DIRECTIONS FOR THIS TASK: Your response should be every line from the entries that includes the string "Funcionários".

Dataset rows describing interfaces
#####

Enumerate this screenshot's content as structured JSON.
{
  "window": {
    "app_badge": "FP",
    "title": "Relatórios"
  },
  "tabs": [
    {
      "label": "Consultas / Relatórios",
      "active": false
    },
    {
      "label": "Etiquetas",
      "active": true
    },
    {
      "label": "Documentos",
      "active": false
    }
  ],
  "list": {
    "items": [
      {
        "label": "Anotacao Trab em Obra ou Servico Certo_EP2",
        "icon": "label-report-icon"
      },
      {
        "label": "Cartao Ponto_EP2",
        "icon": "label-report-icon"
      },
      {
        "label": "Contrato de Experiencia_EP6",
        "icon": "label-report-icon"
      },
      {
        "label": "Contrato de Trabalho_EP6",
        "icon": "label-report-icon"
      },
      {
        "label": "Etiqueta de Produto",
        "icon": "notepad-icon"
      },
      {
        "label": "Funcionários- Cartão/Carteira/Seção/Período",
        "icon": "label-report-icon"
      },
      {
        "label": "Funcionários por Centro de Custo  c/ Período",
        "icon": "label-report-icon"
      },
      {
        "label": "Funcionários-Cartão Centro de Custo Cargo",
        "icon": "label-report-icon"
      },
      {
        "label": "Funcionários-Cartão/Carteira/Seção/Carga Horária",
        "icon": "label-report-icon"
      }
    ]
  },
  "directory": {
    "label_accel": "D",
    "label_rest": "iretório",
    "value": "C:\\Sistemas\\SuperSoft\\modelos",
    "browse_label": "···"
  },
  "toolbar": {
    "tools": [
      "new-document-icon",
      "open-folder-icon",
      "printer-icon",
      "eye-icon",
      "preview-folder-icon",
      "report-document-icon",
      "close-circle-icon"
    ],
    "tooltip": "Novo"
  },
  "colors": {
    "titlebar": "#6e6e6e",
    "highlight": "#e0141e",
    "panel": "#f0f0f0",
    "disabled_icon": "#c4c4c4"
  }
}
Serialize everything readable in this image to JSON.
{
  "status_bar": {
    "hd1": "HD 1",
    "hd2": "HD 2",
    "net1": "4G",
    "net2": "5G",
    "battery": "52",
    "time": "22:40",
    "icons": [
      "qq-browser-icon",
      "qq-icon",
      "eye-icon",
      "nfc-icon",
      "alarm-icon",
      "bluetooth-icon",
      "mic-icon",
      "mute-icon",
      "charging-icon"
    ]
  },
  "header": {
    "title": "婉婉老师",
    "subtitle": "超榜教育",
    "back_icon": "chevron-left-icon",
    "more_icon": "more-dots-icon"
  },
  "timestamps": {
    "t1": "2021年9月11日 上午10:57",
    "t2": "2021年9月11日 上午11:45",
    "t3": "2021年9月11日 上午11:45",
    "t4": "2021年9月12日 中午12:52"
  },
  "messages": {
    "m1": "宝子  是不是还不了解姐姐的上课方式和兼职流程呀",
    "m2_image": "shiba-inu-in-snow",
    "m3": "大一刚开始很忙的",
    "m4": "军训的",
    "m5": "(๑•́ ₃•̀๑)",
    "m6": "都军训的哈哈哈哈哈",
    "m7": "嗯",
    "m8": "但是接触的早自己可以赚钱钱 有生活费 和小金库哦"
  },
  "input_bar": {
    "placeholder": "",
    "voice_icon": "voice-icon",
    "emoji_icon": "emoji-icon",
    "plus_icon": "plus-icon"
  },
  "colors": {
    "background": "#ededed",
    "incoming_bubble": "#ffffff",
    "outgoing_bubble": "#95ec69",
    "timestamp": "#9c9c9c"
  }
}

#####

REPLY:
        "label": "Funcionários- Cartão/Carteira/Seção/Período",
        "label": "Funcionários por Centro de Custo  c/ Período",
        "label": "Funcionários-Cartão Centro de Custo Cargo",
        "label": "Funcionários-Cartão/Carteira/Seção/Carga Horária",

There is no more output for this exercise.